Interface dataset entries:
##############################

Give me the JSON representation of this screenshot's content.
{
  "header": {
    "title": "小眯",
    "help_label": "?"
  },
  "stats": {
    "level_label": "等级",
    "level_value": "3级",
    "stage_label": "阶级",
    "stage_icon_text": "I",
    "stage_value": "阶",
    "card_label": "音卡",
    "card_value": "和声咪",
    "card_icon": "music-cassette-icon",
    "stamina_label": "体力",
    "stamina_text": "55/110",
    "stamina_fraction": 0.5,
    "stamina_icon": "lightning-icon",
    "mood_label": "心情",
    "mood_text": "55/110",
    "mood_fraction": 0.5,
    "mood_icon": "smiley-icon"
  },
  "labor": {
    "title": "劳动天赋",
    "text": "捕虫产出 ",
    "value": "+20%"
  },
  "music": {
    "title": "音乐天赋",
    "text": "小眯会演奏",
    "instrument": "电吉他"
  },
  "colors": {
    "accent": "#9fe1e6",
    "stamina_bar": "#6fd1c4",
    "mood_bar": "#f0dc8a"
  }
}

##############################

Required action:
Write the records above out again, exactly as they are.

Task output:
Give me the JSON representation of this screenshot's content.
{
  "header": {
    "title": "小眯",
    "help_label": "?"
  },
  "stats": {
    "level_label": "等级",
    "level_value": "3级",
    "stage_label": "阶级",
    "stage_icon_text": "I",
    "stage_value": "阶",
    "card_label": "音卡",
    "card_value": "和声咪",
    "card_icon": "music-cassette-icon",
    "stamina_label": "体力",
    "stamina_text": "55/110",
    "stamina_fraction": 0.5,
    "stamina_icon": "lightning-icon",
    "mood_label": "心情",
    "mood_text": "55/110",
    "mood_fraction": 0.5,
    "mood_icon": "smiley-icon"
  },
  "labor": {
    "title": "劳动天赋",
    "text": "捕虫产出 ",
    "value": "+20%"
  },
  "music": {
    "title": "音乐天赋",
    "text": "小眯会演奏",
    "instrument": "电吉他"
  },
  "colors": {
    "accent": "#9fe1e6",
    "stamina_bar": "#6fd1c4",
    "mood_bar": "#f0dc8a"
  }
}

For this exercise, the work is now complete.